**What is being asked**
Gather each line of the entries below that includes "caption".

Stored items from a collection
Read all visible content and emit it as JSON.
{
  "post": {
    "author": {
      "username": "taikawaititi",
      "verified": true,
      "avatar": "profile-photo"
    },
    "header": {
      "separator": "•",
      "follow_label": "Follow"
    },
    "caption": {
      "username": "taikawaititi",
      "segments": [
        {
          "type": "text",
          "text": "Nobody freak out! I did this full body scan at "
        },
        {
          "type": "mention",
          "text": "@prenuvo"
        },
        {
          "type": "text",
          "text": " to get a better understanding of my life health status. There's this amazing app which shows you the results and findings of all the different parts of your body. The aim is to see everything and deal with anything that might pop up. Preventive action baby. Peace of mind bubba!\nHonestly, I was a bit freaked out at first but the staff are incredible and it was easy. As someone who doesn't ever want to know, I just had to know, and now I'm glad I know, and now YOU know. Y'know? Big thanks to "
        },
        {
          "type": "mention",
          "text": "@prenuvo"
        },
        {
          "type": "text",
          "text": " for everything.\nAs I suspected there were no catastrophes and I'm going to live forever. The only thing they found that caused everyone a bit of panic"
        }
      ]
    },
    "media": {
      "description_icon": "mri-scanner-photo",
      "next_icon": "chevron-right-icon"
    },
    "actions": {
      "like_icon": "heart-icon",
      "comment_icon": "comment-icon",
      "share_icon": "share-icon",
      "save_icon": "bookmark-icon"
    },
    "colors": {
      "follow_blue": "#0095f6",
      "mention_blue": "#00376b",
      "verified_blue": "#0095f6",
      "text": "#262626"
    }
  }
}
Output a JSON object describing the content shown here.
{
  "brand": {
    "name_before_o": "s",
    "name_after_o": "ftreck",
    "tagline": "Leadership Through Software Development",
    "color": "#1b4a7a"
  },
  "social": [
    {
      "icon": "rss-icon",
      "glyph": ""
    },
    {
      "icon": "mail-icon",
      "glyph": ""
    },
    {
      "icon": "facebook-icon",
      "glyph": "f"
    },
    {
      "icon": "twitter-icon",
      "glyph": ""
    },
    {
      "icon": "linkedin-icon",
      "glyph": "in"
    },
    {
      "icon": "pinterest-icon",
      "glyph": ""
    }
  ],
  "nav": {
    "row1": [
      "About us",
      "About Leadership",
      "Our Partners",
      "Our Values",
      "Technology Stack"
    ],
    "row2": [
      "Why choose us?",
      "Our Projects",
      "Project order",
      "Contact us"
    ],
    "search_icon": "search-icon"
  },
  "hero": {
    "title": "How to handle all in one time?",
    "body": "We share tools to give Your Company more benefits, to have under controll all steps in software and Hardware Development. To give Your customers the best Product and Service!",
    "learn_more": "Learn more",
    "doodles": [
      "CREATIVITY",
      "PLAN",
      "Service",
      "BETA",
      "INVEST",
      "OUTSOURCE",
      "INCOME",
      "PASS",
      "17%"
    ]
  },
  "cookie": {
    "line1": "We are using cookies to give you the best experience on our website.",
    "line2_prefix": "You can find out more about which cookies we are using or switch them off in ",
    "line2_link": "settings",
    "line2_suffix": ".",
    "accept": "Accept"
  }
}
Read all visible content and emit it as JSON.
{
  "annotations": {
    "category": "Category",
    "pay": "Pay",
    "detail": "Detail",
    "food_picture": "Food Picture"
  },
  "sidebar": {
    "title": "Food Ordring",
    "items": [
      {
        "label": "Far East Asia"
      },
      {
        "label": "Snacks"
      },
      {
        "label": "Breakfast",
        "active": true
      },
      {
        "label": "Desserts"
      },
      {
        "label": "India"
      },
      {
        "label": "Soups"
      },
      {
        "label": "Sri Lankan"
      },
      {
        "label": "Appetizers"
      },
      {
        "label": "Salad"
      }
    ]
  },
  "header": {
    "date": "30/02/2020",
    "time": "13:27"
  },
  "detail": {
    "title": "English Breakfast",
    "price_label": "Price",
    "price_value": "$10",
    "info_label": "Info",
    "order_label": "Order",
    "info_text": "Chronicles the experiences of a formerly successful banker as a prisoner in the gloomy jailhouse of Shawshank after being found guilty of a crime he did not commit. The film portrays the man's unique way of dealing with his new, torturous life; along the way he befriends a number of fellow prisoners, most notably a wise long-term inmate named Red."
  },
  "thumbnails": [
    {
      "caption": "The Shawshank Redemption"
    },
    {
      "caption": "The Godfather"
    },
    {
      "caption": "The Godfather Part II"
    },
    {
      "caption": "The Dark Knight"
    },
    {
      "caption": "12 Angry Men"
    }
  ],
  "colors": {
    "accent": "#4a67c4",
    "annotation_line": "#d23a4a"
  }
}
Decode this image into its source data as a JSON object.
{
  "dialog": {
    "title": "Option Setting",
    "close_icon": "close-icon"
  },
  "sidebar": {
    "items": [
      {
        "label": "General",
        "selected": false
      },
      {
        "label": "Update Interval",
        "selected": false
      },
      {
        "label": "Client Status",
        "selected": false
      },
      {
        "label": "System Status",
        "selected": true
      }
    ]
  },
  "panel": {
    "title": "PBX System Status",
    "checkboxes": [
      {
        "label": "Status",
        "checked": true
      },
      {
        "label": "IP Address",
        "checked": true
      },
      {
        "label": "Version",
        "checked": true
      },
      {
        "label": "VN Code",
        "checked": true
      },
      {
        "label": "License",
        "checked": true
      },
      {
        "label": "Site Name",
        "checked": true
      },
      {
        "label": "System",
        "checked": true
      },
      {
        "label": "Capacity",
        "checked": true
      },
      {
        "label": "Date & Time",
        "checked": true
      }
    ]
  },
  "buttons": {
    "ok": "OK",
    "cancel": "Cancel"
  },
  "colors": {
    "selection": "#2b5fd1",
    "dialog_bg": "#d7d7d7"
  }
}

**Exercise result**
    "caption": {
      "caption": "The Shawshank Redemption"
      "caption": "The Godfather"
      "caption": "The Godfather Part II"
      "caption": "The Dark Knight"
      "caption": "12 Angry Men"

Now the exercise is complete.